When cooking elk or any game meats like venison, antelope, or moose, the most important thing to remember is not to overcook it. Even if you generally like your steaks more towards the well-done or medium-well end of the spectrum, resist the urge to cook game meats to that point. A naturally lean meat, overcooking quickly dries them out and changes the flavor profile. The high iron content that makes game meats like elk and venison highly nutritious also dictates their levels of cooking. Taking them much past medium-rare highlights the iron flavor and gives it that characteristic liverish quality. So do yourself and your customers a favor by cooking your elk lightly and serving it medium-rare to rare. With little to no intramuscular fat the other step we recommend is to introduce a little fat into your dishes by way of other ingredients. One of the most efficient and practical is to cook them in some oil, butter, or a combination of the two.
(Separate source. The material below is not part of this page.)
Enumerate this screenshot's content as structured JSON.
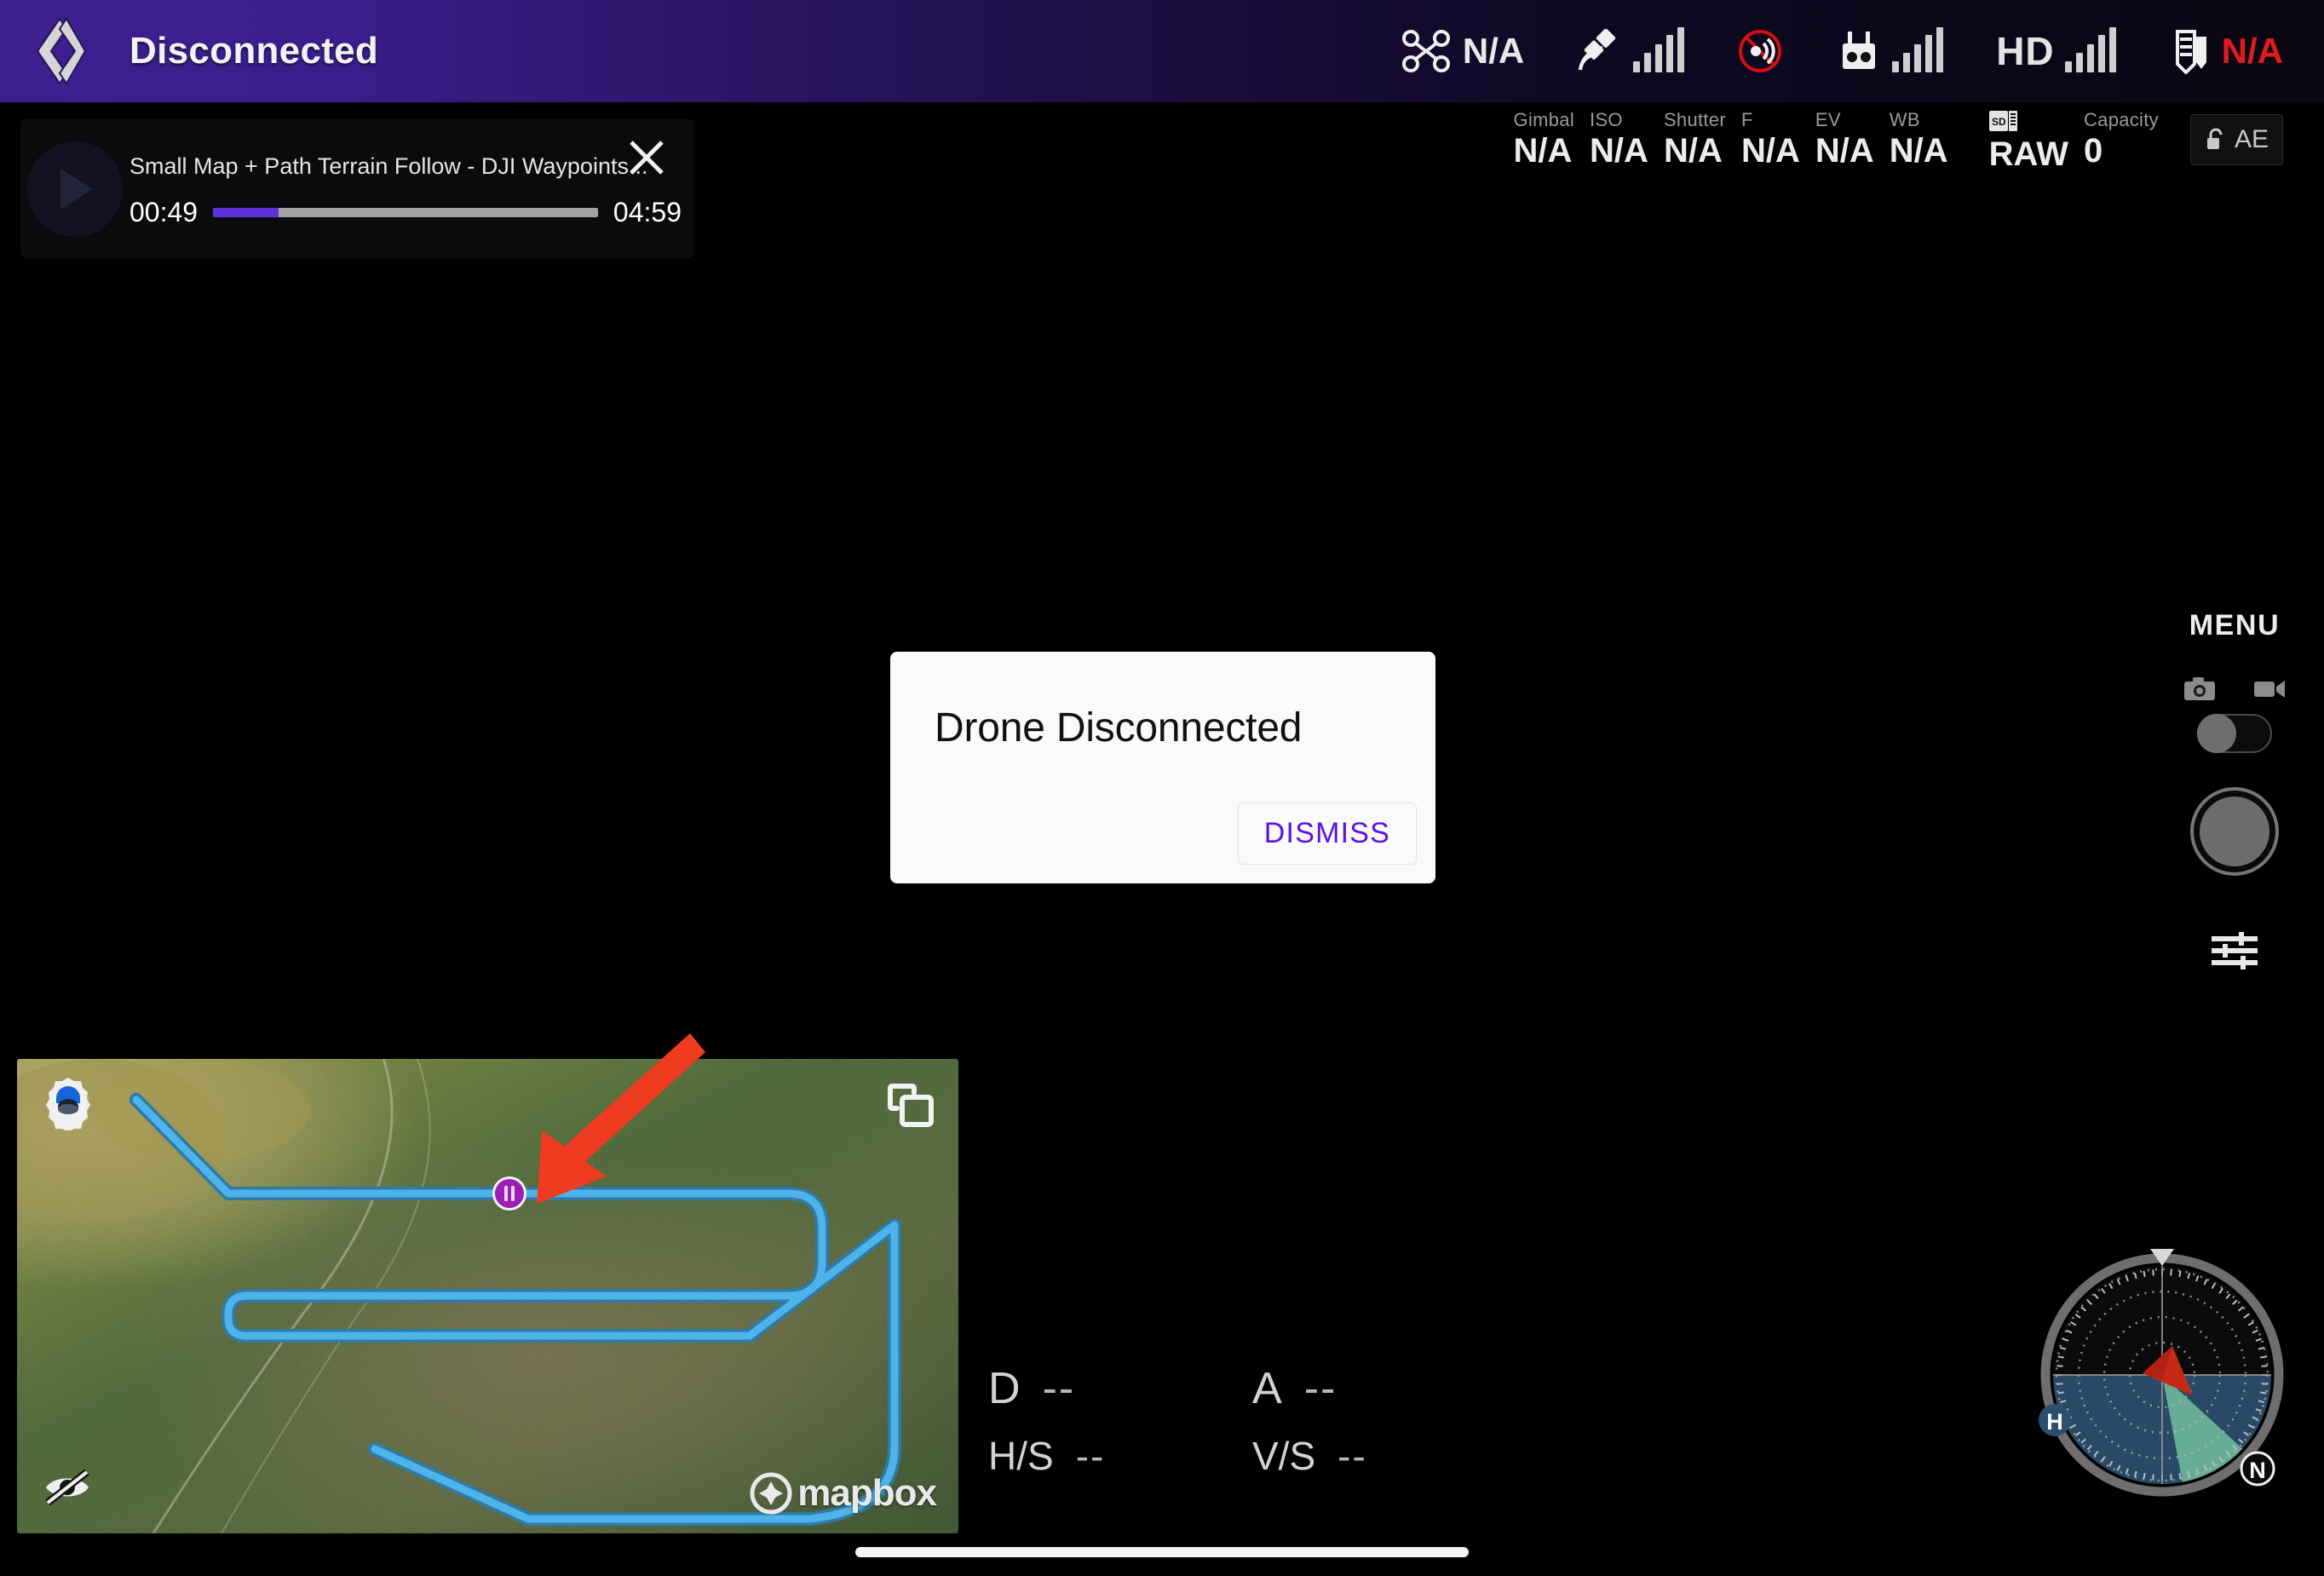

With these two tips at the forefront of your mind, you're ready to make some truly, first-rate elk flank!
Elk Flank Steak Questions And Answers